**DATA FOR PROCESSING:**
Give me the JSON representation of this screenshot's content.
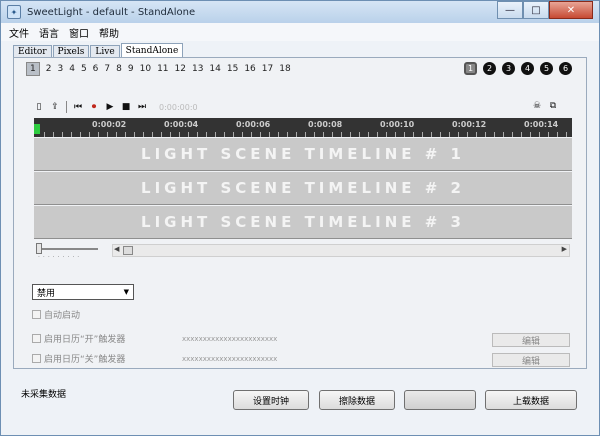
{
  "window": {
    "title": "SweetLight - default - StandAlone"
  },
  "title_buttons": {
    "minimize": "—",
    "maximize": "□",
    "close": "✕"
  },
  "menu": [
    "文件",
    "语言",
    "窗口",
    "帮助"
  ],
  "tabs": [
    "Editor",
    "Pixels",
    "Live",
    "StandAlone"
  ],
  "scene_numbers": [
    "1",
    "2",
    "3",
    "4",
    "5",
    "6",
    "7",
    "8",
    "9",
    "10",
    "11",
    "12",
    "13",
    "14",
    "15",
    "16",
    "17",
    "18"
  ],
  "selected_scene": "1",
  "channel_circles": [
    "1",
    "2",
    "3",
    "4",
    "5",
    "6"
  ],
  "toolbar": {
    "counter": "0:00:00:0"
  },
  "ruler": {
    "labels": [
      "0:00:02",
      "0:00:04",
      "0:00:06",
      "0:00:08",
      "0:00:10",
      "0:00:12",
      "0:00:14"
    ]
  },
  "timelines": [
    "LIGHT SCENE TIMELINE # 1",
    "LIGHT SCENE TIMELINE # 2",
    "LIGHT SCENE TIMELINE # 3"
  ],
  "dropdown": {
    "value": "禁用"
  },
  "options": {
    "auto_start": "自动启动",
    "calendar_on": "启用日历“开”触发器",
    "calendar_off": "启用日历“关”触发器",
    "placeholder": "xxxxxxxxxxxxxxxxxxxxxxx",
    "edit": "编辑"
  },
  "status": "未采集数据",
  "buttons": {
    "set_clock": "设置时钟",
    "erase": "擦除数据",
    "blank": "",
    "upload": "上载数据"
  },
  "colors": {
    "ruler_bg": "#333333",
    "timeline_bg": "#c9c9c9",
    "cursor": "#2ecc40"
  }
}
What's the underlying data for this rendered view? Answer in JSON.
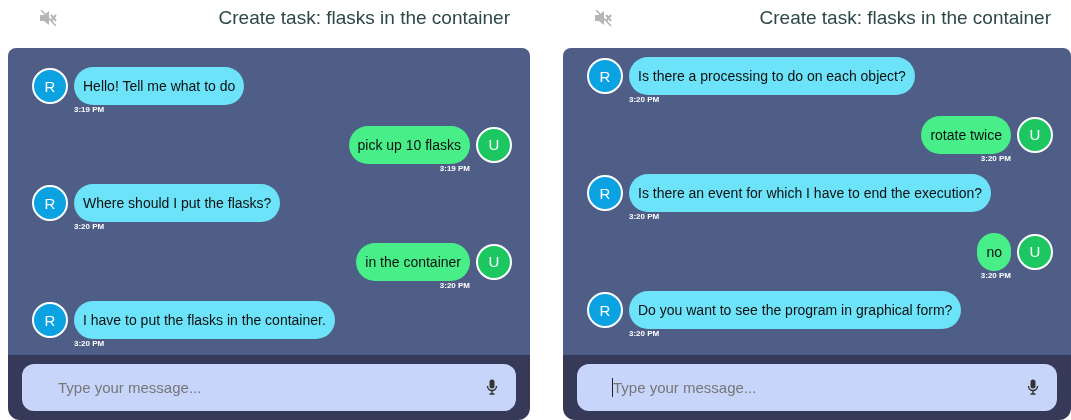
{
  "panels": [
    {
      "title": "Create task: flasks in the container",
      "messages": [
        {
          "kind": "bot",
          "avatar": "R",
          "text": "Hello! Tell me what to do",
          "time": "3:19 PM"
        },
        {
          "kind": "user",
          "avatar": "U",
          "text": "pick up 10 flasks",
          "time": "3:19 PM"
        },
        {
          "kind": "bot",
          "avatar": "R",
          "text": "Where should I put the flasks?",
          "time": "3:20 PM"
        },
        {
          "kind": "user",
          "avatar": "U",
          "text": "in the container",
          "time": "3:20 PM"
        },
        {
          "kind": "bot",
          "avatar": "R",
          "text": "I have to put the flasks in the container.",
          "time": "3:20 PM"
        }
      ],
      "input": {
        "placeholder": "Type your message...",
        "focused": false
      }
    },
    {
      "title": "Create task: flasks in the container",
      "messages": [
        {
          "kind": "bot",
          "avatar": "R",
          "text": "Is there a processing to do on each object?",
          "time": "3:20 PM"
        },
        {
          "kind": "user",
          "avatar": "U",
          "text": "rotate twice",
          "time": "3:20 PM"
        },
        {
          "kind": "bot",
          "avatar": "R",
          "text": "Is there an event for which I have to end the execution?",
          "time": "3:20 PM"
        },
        {
          "kind": "user",
          "avatar": "U",
          "text": "no",
          "time": "3:20 PM"
        },
        {
          "kind": "bot",
          "avatar": "R",
          "text": "Do you want to see the program in graphical form?",
          "time": "3:20 PM"
        }
      ],
      "input": {
        "placeholder": "Type your message...",
        "focused": true
      }
    }
  ]
}
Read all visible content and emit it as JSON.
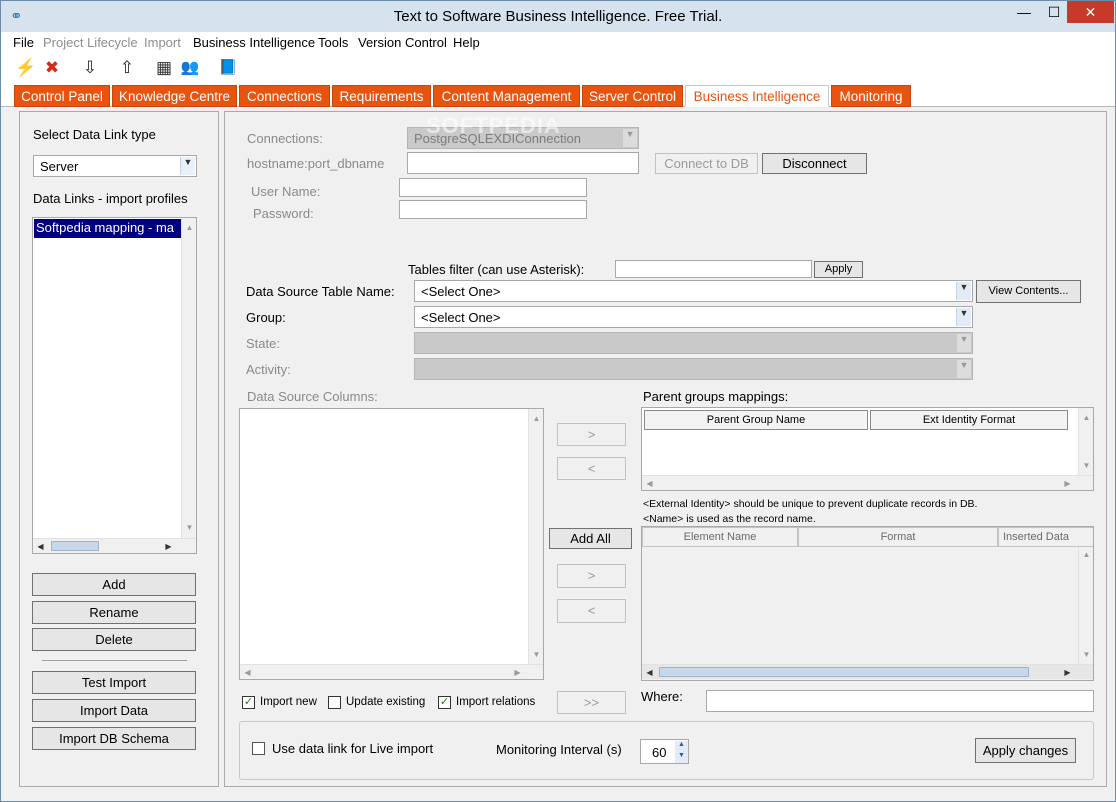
{
  "window": {
    "title": "Text to Software Business Intelligence. Free Trial.",
    "min_glyph": "—",
    "max_glyph": "☐",
    "close_glyph": "✕"
  },
  "menu": [
    {
      "label": "File",
      "enabled": true
    },
    {
      "label": "Project Lifecycle",
      "enabled": false
    },
    {
      "label": "Import",
      "enabled": false
    },
    {
      "label": "Business Intelligence",
      "enabled": true
    },
    {
      "label": "Tools",
      "enabled": true
    },
    {
      "label": "Version Control",
      "enabled": true
    },
    {
      "label": "Help",
      "enabled": true
    }
  ],
  "toolbar": {
    "icons": [
      {
        "name": "lightning-icon",
        "glyph": "⚡",
        "color": "#d4a800"
      },
      {
        "name": "delete-icon",
        "glyph": "✖",
        "color": "#d42a1a"
      },
      {
        "name": "arrow-down-icon",
        "glyph": "⇩",
        "color": "#222222"
      },
      {
        "name": "arrow-up-icon",
        "glyph": "⇧",
        "color": "#222222"
      },
      {
        "name": "form-icon",
        "glyph": "▦",
        "color": "#333333"
      },
      {
        "name": "users-icon",
        "glyph": "👥",
        "color": "#3355aa"
      },
      {
        "name": "book-icon",
        "glyph": "📘",
        "color": "#2255aa"
      }
    ]
  },
  "tabs": [
    {
      "label": "Control Panel",
      "active": false
    },
    {
      "label": "Knowledge Centre",
      "active": false
    },
    {
      "label": "Connections",
      "active": false
    },
    {
      "label": "Requirements",
      "active": false
    },
    {
      "label": "Content Management",
      "active": false
    },
    {
      "label": "Server Control",
      "active": false
    },
    {
      "label": "Business Intelligence",
      "active": true
    },
    {
      "label": "Monitoring",
      "active": false
    }
  ],
  "colors": {
    "tab_orange": "#e8540e",
    "selection_blue": "#000080",
    "check_green": "#1e7a1e"
  },
  "left": {
    "link_type_label": "Select Data Link type",
    "link_type_value": "Server",
    "profiles_label": "Data Links - import profiles",
    "profiles": [
      "Softpedia mapping - ma"
    ],
    "buttons": {
      "add": "Add",
      "rename": "Rename",
      "delete": "Delete",
      "test_import": "Test Import",
      "import_data": "Import Data",
      "import_schema": "Import DB Schema"
    }
  },
  "conn": {
    "connections_label": "Connections:",
    "connections_value": "PostgreSQLEXDIConnection",
    "host_label": "hostname:port_dbname",
    "host_value": "",
    "connect_label": "Connect to DB",
    "disconnect_label": "Disconnect",
    "user_label": "User Name:",
    "user_value": "",
    "password_label": "Password:",
    "password_value": ""
  },
  "filter": {
    "label": "Tables filter (can use Asterisk):",
    "value": "",
    "apply_label": "Apply"
  },
  "mapping": {
    "table_label": "Data Source Table Name:",
    "table_value": "<Select One>",
    "view_contents_label": "View Contents...",
    "group_label": "Group:",
    "group_value": "<Select One>",
    "state_label": "State:",
    "state_value": "",
    "activity_label": "Activity:",
    "activity_value": ""
  },
  "columns": {
    "label": "Data Source Columns:",
    "move_right": ">",
    "move_left": "<",
    "add_all": "Add All",
    "move_right2": ">",
    "move_left2": "<",
    "move_all": ">>"
  },
  "parents": {
    "label": "Parent groups mappings:",
    "headers": [
      "Parent Group Name",
      "Ext Identity Format"
    ],
    "note1": "<External Identity> should be unique to prevent duplicate records in DB.",
    "note2": "<Name> is used as the record name."
  },
  "elements": {
    "headers": [
      "Element Name",
      "Format",
      "Inserted Data"
    ]
  },
  "options": {
    "import_new": {
      "label": "Import new",
      "checked": true
    },
    "update_existing": {
      "label": "Update existing",
      "checked": false
    },
    "import_relations": {
      "label": "Import relations",
      "checked": true
    },
    "where_label": "Where:",
    "where_value": ""
  },
  "live": {
    "use_live_label": "Use data link for Live import",
    "use_live_checked": false,
    "interval_label": "Monitoring Interval (s)",
    "interval_value": "60",
    "apply_changes_label": "Apply changes"
  }
}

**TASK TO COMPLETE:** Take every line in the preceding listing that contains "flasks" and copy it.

**REPLY TO THE TASK:**
      "title": "Create task: flasks in the container",
          "text": "pick up 10 flasks",
          "text": "Where should I put the flasks?",
          "text": "I have to put the flasks in the container.",
      "title": "Create task: flasks in the container",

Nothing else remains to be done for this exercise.